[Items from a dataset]
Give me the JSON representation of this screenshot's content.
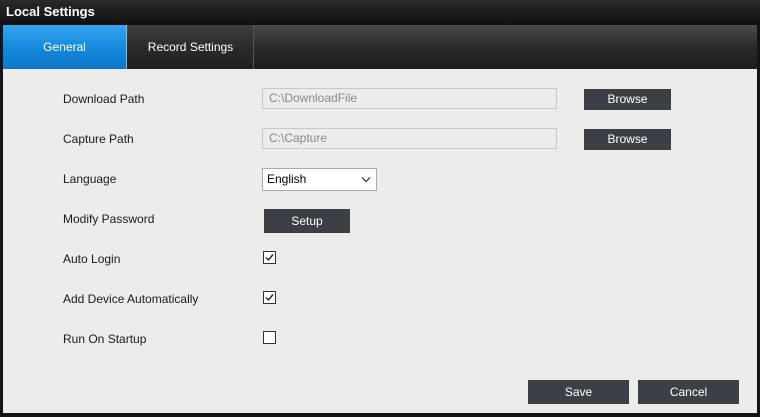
{
  "window": {
    "title": "Local Settings"
  },
  "tabs": [
    {
      "label": "General",
      "active": true
    },
    {
      "label": "Record Settings",
      "active": false
    }
  ],
  "form": {
    "download_path": {
      "label": "Download Path",
      "value": "C:\\DownloadFile",
      "browse_label": "Browse"
    },
    "capture_path": {
      "label": "Capture Path",
      "value": "C:\\Capture",
      "browse_label": "Browse"
    },
    "language": {
      "label": "Language",
      "selected": "English"
    },
    "modify_password": {
      "label": "Modify Password",
      "button_label": "Setup"
    },
    "auto_login": {
      "label": "Auto Login",
      "checked": true
    },
    "add_device_automatically": {
      "label": "Add Device Automatically",
      "checked": true
    },
    "run_on_startup": {
      "label": "Run On Startup",
      "checked": false
    }
  },
  "footer": {
    "save_label": "Save",
    "cancel_label": "Cancel"
  },
  "colors": {
    "accent_tab": "#1587db",
    "button_bg": "#3b4047",
    "panel_bg": "#ececec",
    "frame_bg": "#141414"
  },
  "icons": {
    "checkmark": "check-icon",
    "dropdown": "chevron-down-icon"
  }
}
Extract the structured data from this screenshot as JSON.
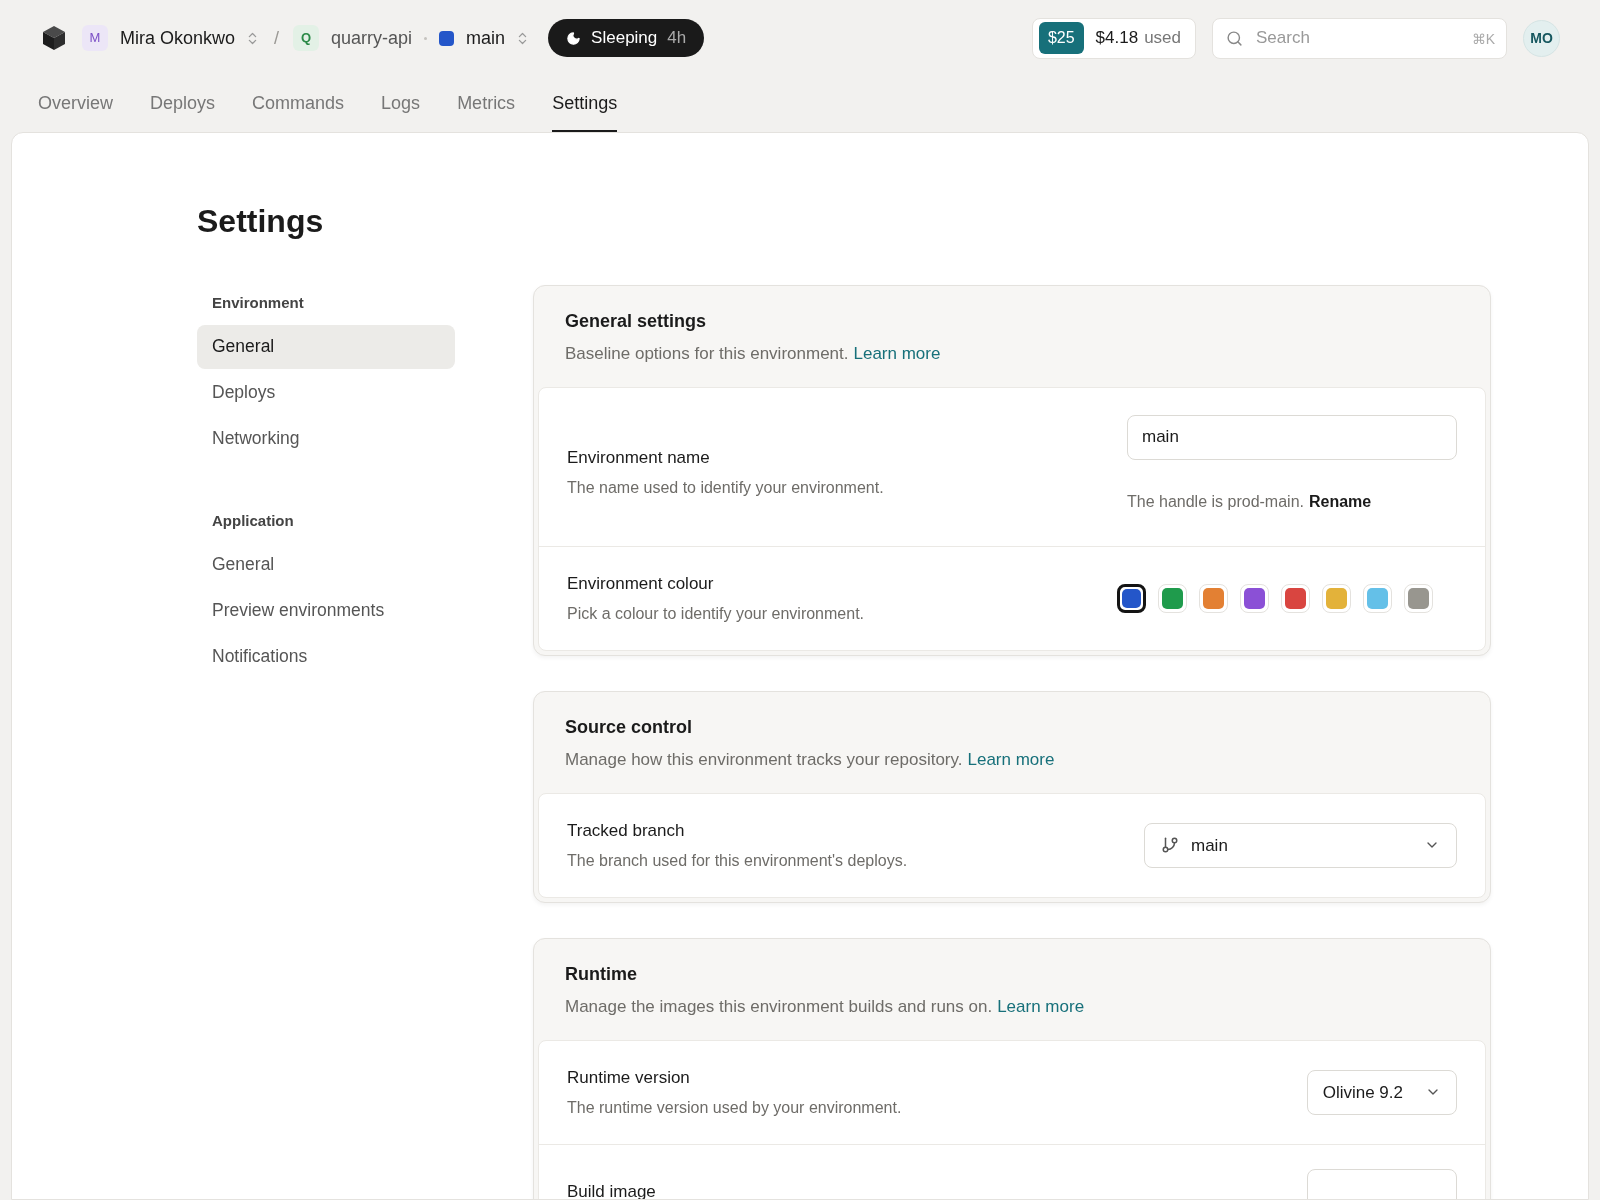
{
  "header": {
    "org": {
      "initial": "M",
      "name": "Mira Okonkwo"
    },
    "separator": "/",
    "project": {
      "initial": "Q",
      "name": "quarry-api"
    },
    "environment": {
      "name": "main",
      "color": "#2456c9"
    },
    "status": {
      "label": "Sleeping",
      "duration": "4h"
    },
    "credit": {
      "amount": "$25",
      "used": "$4.18",
      "used_label": "used"
    },
    "search": {
      "placeholder": "Search",
      "shortcut": "⌘K"
    },
    "avatar": "MO"
  },
  "tabs": [
    {
      "label": "Overview",
      "selected": false
    },
    {
      "label": "Deploys",
      "selected": false
    },
    {
      "label": "Commands",
      "selected": false
    },
    {
      "label": "Logs",
      "selected": false
    },
    {
      "label": "Metrics",
      "selected": false
    },
    {
      "label": "Settings",
      "selected": true
    }
  ],
  "page_title": "Settings",
  "sidebar": {
    "sections": [
      {
        "heading": "Environment",
        "items": [
          {
            "label": "General",
            "selected": true
          },
          {
            "label": "Deploys",
            "selected": false
          },
          {
            "label": "Networking",
            "selected": false
          }
        ]
      },
      {
        "heading": "Application",
        "items": [
          {
            "label": "General",
            "selected": false
          },
          {
            "label": "Preview environments",
            "selected": false
          },
          {
            "label": "Notifications",
            "selected": false
          }
        ]
      }
    ]
  },
  "sections": [
    {
      "title": "General settings",
      "description": "Baseline options for this environment.",
      "link": "Learn more",
      "rows": [
        {
          "kind": "text",
          "label": "Environment name",
          "description": "The name used to identify your environment.",
          "value": "main",
          "hint": "The handle is prod-main.",
          "hint_action": "Rename"
        },
        {
          "kind": "colors",
          "label": "Environment colour",
          "description": "Pick a colour to identify your environment.",
          "swatches": [
            {
              "color": "#2456c9",
              "selected": true
            },
            {
              "color": "#1f9b4c",
              "selected": false
            },
            {
              "color": "#e38033",
              "selected": false
            },
            {
              "color": "#8b50d6",
              "selected": false
            },
            {
              "color": "#d94540",
              "selected": false
            },
            {
              "color": "#e3b23a",
              "selected": false
            },
            {
              "color": "#64c0e8",
              "selected": false
            },
            {
              "color": "#98968f",
              "selected": false
            }
          ]
        }
      ]
    },
    {
      "title": "Source control",
      "description": "Manage how this environment tracks your repository.",
      "link": "Learn more",
      "rows": [
        {
          "kind": "branch",
          "label": "Tracked branch",
          "description": "The branch used for this environment's deploys.",
          "value": "main"
        }
      ]
    },
    {
      "title": "Runtime",
      "description": "Manage the images this environment builds and runs on.",
      "link": "Learn more",
      "rows": [
        {
          "kind": "select",
          "label": "Runtime version",
          "description": "The runtime version used by your environment.",
          "value": "Olivine 9.2"
        },
        {
          "kind": "select",
          "label": "Build image"
        }
      ]
    }
  ]
}
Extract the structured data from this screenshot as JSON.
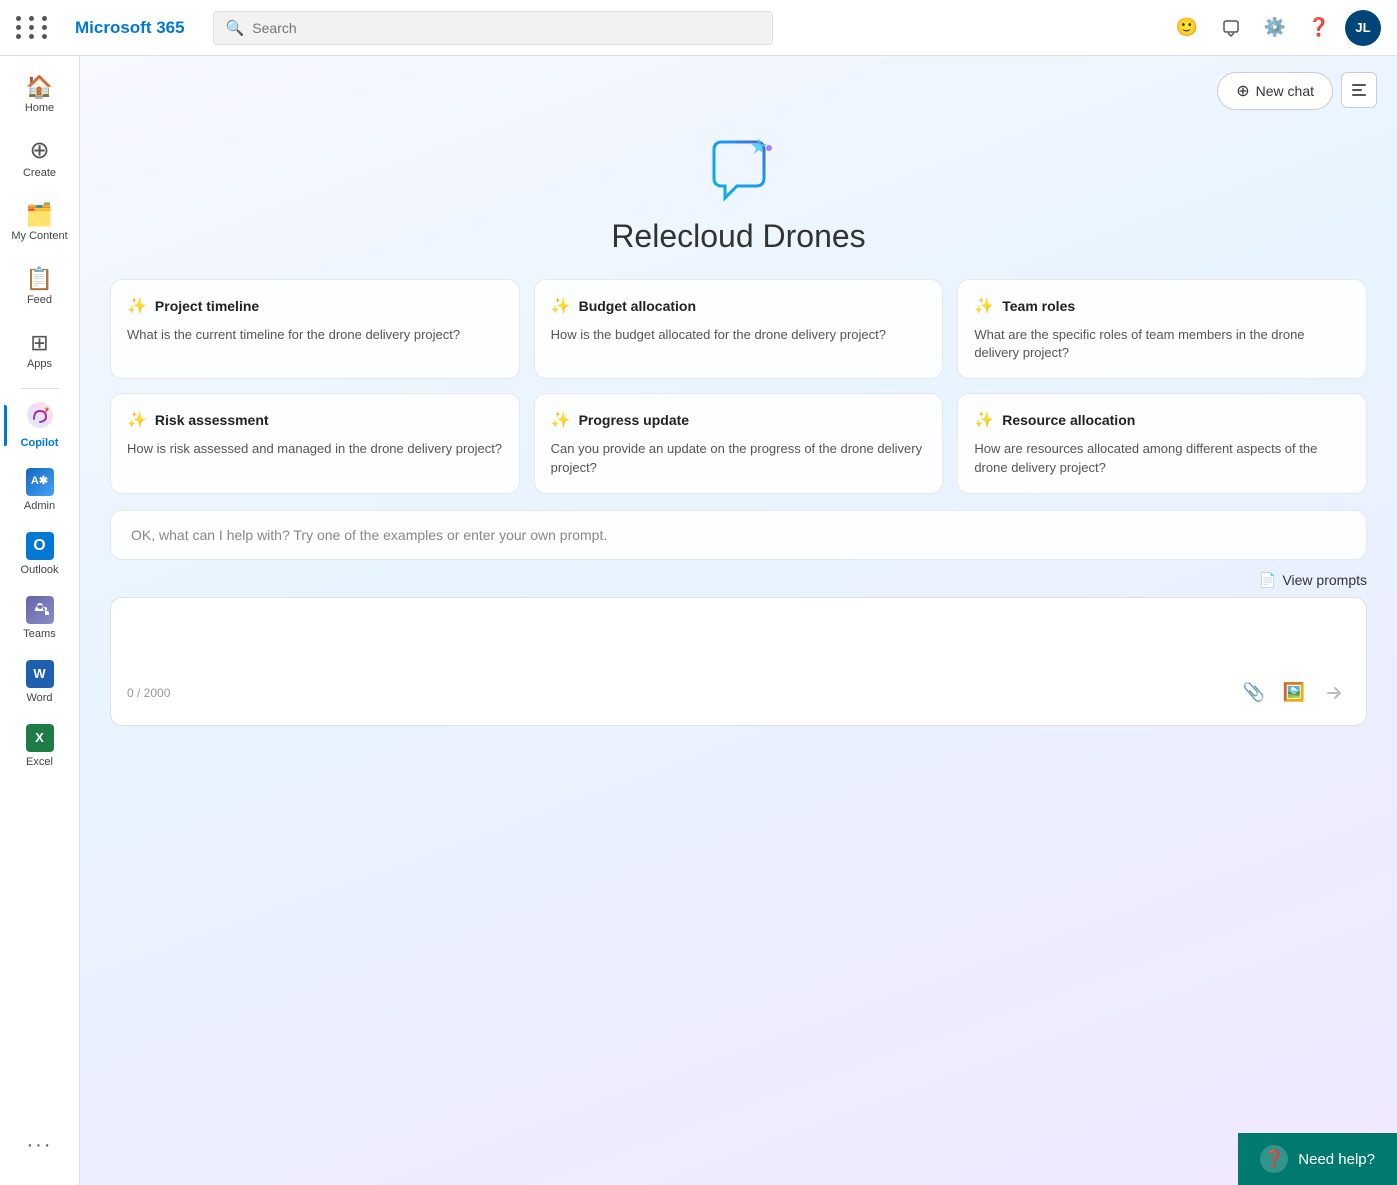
{
  "topbar": {
    "title": "Microsoft 365",
    "search_placeholder": "Search",
    "avatar_initials": "JL"
  },
  "sidebar": {
    "items": [
      {
        "id": "home",
        "label": "Home",
        "icon": "🏠"
      },
      {
        "id": "create",
        "label": "Create",
        "icon": "➕"
      },
      {
        "id": "mycontent",
        "label": "My Content",
        "icon": "📄"
      },
      {
        "id": "feed",
        "label": "Feed",
        "icon": "📋"
      },
      {
        "id": "apps",
        "label": "Apps",
        "icon": "⊞"
      },
      {
        "id": "copilot",
        "label": "Copilot",
        "icon": "✦",
        "active": true
      },
      {
        "id": "admin",
        "label": "Admin",
        "icon": "A*"
      },
      {
        "id": "outlook",
        "label": "Outlook",
        "icon": "O"
      },
      {
        "id": "teams",
        "label": "Teams",
        "icon": "T"
      },
      {
        "id": "word",
        "label": "Word",
        "icon": "W"
      },
      {
        "id": "excel",
        "label": "Excel",
        "icon": "X"
      }
    ],
    "more_label": "···"
  },
  "copilot": {
    "new_chat_label": "New chat",
    "title": "Relecloud Drones",
    "prompt_placeholder": "OK, what can I help with? Try one of the examples or enter your own prompt.",
    "view_prompts_label": "View prompts",
    "counter": "0 / 2000",
    "cards": [
      {
        "id": "project-timeline",
        "title": "Project timeline",
        "body": "What is the current timeline for the drone delivery project?"
      },
      {
        "id": "budget-allocation",
        "title": "Budget allocation",
        "body": "How is the budget allocated for the drone delivery project?"
      },
      {
        "id": "team-roles",
        "title": "Team roles",
        "body": "What are the specific roles of team members in the drone delivery project?"
      },
      {
        "id": "risk-assessment",
        "title": "Risk assessment",
        "body": "How is risk assessed and managed in the drone delivery project?"
      },
      {
        "id": "progress-update",
        "title": "Progress update",
        "body": "Can you provide an update on the progress of the drone delivery project?"
      },
      {
        "id": "resource-allocation",
        "title": "Resource allocation",
        "body": "How are resources allocated among different aspects of the drone delivery project?"
      }
    ]
  },
  "need_help": {
    "label": "Need help?"
  }
}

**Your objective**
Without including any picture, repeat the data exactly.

**Solution to this exercise**
Give me the JSON representation of this screenshot's content.
{
  "window": {
    "title": "Local Settings"
  },
  "tabs": [
    {
      "label": "General",
      "active": true
    },
    {
      "label": "Record Settings",
      "active": false
    }
  ],
  "form": {
    "download_path": {
      "label": "Download Path",
      "value": "C:\\DownloadFile",
      "browse_label": "Browse"
    },
    "capture_path": {
      "label": "Capture Path",
      "value": "C:\\Capture",
      "browse_label": "Browse"
    },
    "language": {
      "label": "Language",
      "selected": "English"
    },
    "modify_password": {
      "label": "Modify Password",
      "button_label": "Setup"
    },
    "auto_login": {
      "label": "Auto Login",
      "checked": true
    },
    "add_device_automatically": {
      "label": "Add Device Automatically",
      "checked": true
    },
    "run_on_startup": {
      "label": "Run On Startup",
      "checked": false
    }
  },
  "footer": {
    "save_label": "Save",
    "cancel_label": "Cancel"
  },
  "colors": {
    "accent_tab": "#1587db",
    "button_bg": "#3b4047",
    "panel_bg": "#ececec",
    "frame_bg": "#141414"
  },
  "icons": {
    "checkmark": "check-icon",
    "dropdown": "chevron-down-icon"
  }
}
Extract the structured data from this screenshot as JSON.
{
  "header": {
    "org": {
      "initial": "M",
      "name": "Mira Okonkwo"
    },
    "separator": "/",
    "project": {
      "initial": "Q",
      "name": "quarry-api"
    },
    "environment": {
      "name": "main",
      "color": "#2456c9"
    },
    "status": {
      "label": "Sleeping",
      "duration": "4h"
    },
    "credit": {
      "amount": "$25",
      "used": "$4.18",
      "used_label": "used"
    },
    "search": {
      "placeholder": "Search",
      "shortcut": "⌘K"
    },
    "avatar": "MO"
  },
  "tabs": [
    {
      "label": "Overview",
      "selected": false
    },
    {
      "label": "Deploys",
      "selected": false
    },
    {
      "label": "Commands",
      "selected": false
    },
    {
      "label": "Logs",
      "selected": false
    },
    {
      "label": "Metrics",
      "selected": false
    },
    {
      "label": "Settings",
      "selected": true
    }
  ],
  "page_title": "Settings",
  "sidebar": {
    "sections": [
      {
        "heading": "Environment",
        "items": [
          {
            "label": "General",
            "selected": true
          },
          {
            "label": "Deploys",
            "selected": false
          },
          {
            "label": "Networking",
            "selected": false
          }
        ]
      },
      {
        "heading": "Application",
        "items": [
          {
            "label": "General",
            "selected": false
          },
          {
            "label": "Preview environments",
            "selected": false
          },
          {
            "label": "Notifications",
            "selected": false
          }
        ]
      }
    ]
  },
  "sections": [
    {
      "title": "General settings",
      "description": "Baseline options for this environment.",
      "link": "Learn more",
      "rows": [
        {
          "kind": "text",
          "label": "Environment name",
          "description": "The name used to identify your environment.",
          "value": "main",
          "hint": "The handle is prod-main.",
          "hint_action": "Rename"
        },
        {
          "kind": "colors",
          "label": "Environment colour",
          "description": "Pick a colour to identify your environment.",
          "swatches": [
            {
              "color": "#2456c9",
              "selected": true
            },
            {
              "color": "#1f9b4c",
              "selected": false
            },
            {
              "color": "#e38033",
              "selected": false
            },
            {
              "color": "#8b50d6",
              "selected": false
            },
            {
              "color": "#d94540",
              "selected": false
            },
            {
              "color": "#e3b23a",
              "selected": false
            },
            {
              "color": "#64c0e8",
              "selected": false
            },
            {
              "color": "#98968f",
              "selected": false
            }
          ]
        }
      ]
    },
    {
      "title": "Source control",
      "description": "Manage how this environment tracks your repository.",
      "link": "Learn more",
      "rows": [
        {
          "kind": "branch",
          "label": "Tracked branch",
          "description": "The branch used for this environment's deploys.",
          "value": "main"
        }
      ]
    },
    {
      "title": "Runtime",
      "description": "Manage the images this environment builds and runs on.",
      "link": "Learn more",
      "rows": [
        {
          "kind": "select",
          "label": "Runtime version",
          "description": "The runtime version used by your environment.",
          "value": "Olivine 9.2"
        },
        {
          "kind": "select",
          "label": "Build image"
        }
      ]
    }
  ]
}
Extract the structured data from this screenshot as JSON.
{
  "topbar": {
    "title": "Microsoft 365",
    "search_placeholder": "Search",
    "avatar_initials": "JL"
  },
  "sidebar": {
    "items": [
      {
        "id": "home",
        "label": "Home",
        "icon": "🏠"
      },
      {
        "id": "create",
        "label": "Create",
        "icon": "➕"
      },
      {
        "id": "mycontent",
        "label": "My Content",
        "icon": "📄"
      },
      {
        "id": "feed",
        "label": "Feed",
        "icon": "📋"
      },
      {
        "id": "apps",
        "label": "Apps",
        "icon": "⊞"
      },
      {
        "id": "copilot",
        "label": "Copilot",
        "icon": "✦",
        "active": true
      },
      {
        "id": "admin",
        "label": "Admin",
        "icon": "A*"
      },
      {
        "id": "outlook",
        "label": "Outlook",
        "icon": "O"
      },
      {
        "id": "teams",
        "label": "Teams",
        "icon": "T"
      },
      {
        "id": "word",
        "label": "Word",
        "icon": "W"
      },
      {
        "id": "excel",
        "label": "Excel",
        "icon": "X"
      }
    ],
    "more_label": "···"
  },
  "copilot": {
    "new_chat_label": "New chat",
    "title": "Relecloud Drones",
    "prompt_placeholder": "OK, what can I help with? Try one of the examples or enter your own prompt.",
    "view_prompts_label": "View prompts",
    "counter": "0 / 2000",
    "cards": [
      {
        "id": "project-timeline",
        "title": "Project timeline",
        "body": "What is the current timeline for the drone delivery project?"
      },
      {
        "id": "budget-allocation",
        "title": "Budget allocation",
        "body": "How is the budget allocated for the drone delivery project?"
      },
      {
        "id": "team-roles",
        "title": "Team roles",
        "body": "What are the specific roles of team members in the drone delivery project?"
      },
      {
        "id": "risk-assessment",
        "title": "Risk assessment",
        "body": "How is risk assessed and managed in the drone delivery project?"
      },
      {
        "id": "progress-update",
        "title": "Progress update",
        "body": "Can you provide an update on the progress of the drone delivery project?"
      },
      {
        "id": "resource-allocation",
        "title": "Resource allocation",
        "body": "How are resources allocated among different aspects of the drone delivery project?"
      }
    ]
  },
  "need_help": {
    "label": "Need help?"
  }
}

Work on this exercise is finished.